References.

Russell, Adrienne et al. (2008) ‘Culture: Media Convergence and Networked Culture’, in Kazys Varnelis (ed.) Networked Publics (pp. 43-76), Cambridge, MA: MIT Press.

I have an opinion, therefore I blog.

Week 7.

Lovink argues that “No matter how much talk there is of community and mobs, the fact remains that blogs are primarily a tool to manage the self.” Discuss.

I have to admit that I don’t read many amateur blogs – I read my friends’ travel blogs, or one or two literary blogs that I get linked to on Twitter, but overall I get sick of the irrelevant, ignorant, and inane that makes up the content of a lot of blogs out there. Geert Lovink’s assertion that “blogs are primarily a tool to manage the self,” (28) is exhibited in most amateur and professional blogs. Blogs are a way of publishing our daily diaries and blog cultures have made millions think that not only are their daily doings important, but that other people not only care, but they need to know all the details. The “wider culture that fabricates celebrity on every possible level,” (Lovink, 28) is displayed in the blogs of Perez Hilton and Tavi Gevinson who blog about celebrities and fashion respectively. Both have garnered huge followings and become a kind of meta-celebrity. Gevinson is really known just as Tavi and within 18 months of starting her blog she had designed her own t-shirt with some American designers!
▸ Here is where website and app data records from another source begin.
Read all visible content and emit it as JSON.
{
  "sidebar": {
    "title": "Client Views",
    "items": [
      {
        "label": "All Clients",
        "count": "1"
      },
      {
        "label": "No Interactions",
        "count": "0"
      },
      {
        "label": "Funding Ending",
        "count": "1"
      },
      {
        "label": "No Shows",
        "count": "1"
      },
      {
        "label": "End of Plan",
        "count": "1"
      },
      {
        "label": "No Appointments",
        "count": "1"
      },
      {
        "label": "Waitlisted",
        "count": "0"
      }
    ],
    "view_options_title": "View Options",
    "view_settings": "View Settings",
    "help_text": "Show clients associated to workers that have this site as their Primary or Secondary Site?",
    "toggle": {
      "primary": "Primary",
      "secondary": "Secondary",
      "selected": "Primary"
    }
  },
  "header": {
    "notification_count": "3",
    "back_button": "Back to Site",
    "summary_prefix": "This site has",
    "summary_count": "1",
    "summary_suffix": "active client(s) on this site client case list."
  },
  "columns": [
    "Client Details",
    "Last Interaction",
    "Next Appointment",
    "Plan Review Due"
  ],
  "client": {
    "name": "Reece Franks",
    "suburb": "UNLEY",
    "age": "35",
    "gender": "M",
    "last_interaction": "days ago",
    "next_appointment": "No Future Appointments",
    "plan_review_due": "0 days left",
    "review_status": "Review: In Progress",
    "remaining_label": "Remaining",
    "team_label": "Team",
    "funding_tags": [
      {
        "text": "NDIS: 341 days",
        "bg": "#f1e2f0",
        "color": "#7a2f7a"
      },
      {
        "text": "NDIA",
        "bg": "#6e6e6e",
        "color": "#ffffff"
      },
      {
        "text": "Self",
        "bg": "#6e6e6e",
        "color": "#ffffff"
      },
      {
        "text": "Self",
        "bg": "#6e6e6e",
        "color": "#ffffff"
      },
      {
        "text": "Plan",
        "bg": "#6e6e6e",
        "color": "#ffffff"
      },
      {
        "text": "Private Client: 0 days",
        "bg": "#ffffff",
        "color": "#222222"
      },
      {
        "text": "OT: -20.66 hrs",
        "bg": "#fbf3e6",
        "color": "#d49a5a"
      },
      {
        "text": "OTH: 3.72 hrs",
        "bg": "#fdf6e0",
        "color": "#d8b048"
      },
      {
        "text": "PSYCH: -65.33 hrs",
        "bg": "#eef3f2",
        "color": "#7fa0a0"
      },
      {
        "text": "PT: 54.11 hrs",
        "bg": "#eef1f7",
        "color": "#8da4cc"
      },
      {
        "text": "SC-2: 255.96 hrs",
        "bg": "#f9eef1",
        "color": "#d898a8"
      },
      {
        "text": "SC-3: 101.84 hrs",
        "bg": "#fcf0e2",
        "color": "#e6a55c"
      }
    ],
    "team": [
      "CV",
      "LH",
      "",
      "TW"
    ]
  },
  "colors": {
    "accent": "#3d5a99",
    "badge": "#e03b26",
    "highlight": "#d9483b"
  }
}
Mia Freedman’s professional blog MamaMia highlights both the culture of celebrity and the culture of the self in the blogging world. Freedman moved online after a career in magazine publishing and has created a brand which now includes a book and television show. Freedman writes about her experiences as a mother and her opinions on news and current affairs. Lovink disputes David Weinburger’s argument that “Blogs are not even primarily a form of individual expression. They are better understood as conversations,” but the element of conversation is vital to the success of Freedman’ s site. Interactivity is a major part of the site, with hundreds of comments and comments on comments sharing experiences, opinions and advice. The blog basically brings the Mother’s Group online (this is not meant to be a derogative statement I think the site is pretty cool). Some of the more dedicated followers have their own blogs and use the comments to advertise themselves in a way, they have also become guest bloggers. Freedman and her staff often link to other blogs that write on similar themes (usually not professional ones) .

The challenge for bloggers, according to Lovink, is “how to overcome meaninglessness without falling back into centralised meaning structures,” (30). Some bloggers are are quite happy to post 20 photos of their cats each day without pondering a greater meaning but professionals and semi-professionals do have to grapple with the question of  how much of a difference they can make by blogging and how insightful they really are. The value of a blog is in the influence it has on its readership and on the greater industry or area of interest. The three blogs mentioned here are highly influential and have created celebrity images for themselves. Although they do manage the self in a big way they do create conversations within the blogs and comments but also influence the conversations and issues in the wider media world.

References:

Geert Lovink (2008) ‘Blogging, The Nihilist Impulse’, in Zero Comments: Blogging and Critical Internet Culture (pp. 1-38), London: Routledge.

Journalism and Facebook

 

This links to the page about how Facebook helps Journalists which is interesting because it shows how collaborative practices can work in a practical sense. I find that ethically, this page may have issues for many writers. The idea of ownership and exclusivity is ultra important in the journalism industry which is massively competitive.  Open Source sites like IndyMedia and bloggers-as-journalists would like this but I can’t see this working for the average News Ltd paper. This idea is good but works against some of the most ingrained principles of old style journalism. Axel Bruns believes that a product produced by a large group of unqualified individuals can be better than something by a small group of professionals but in some cases we need the professionals!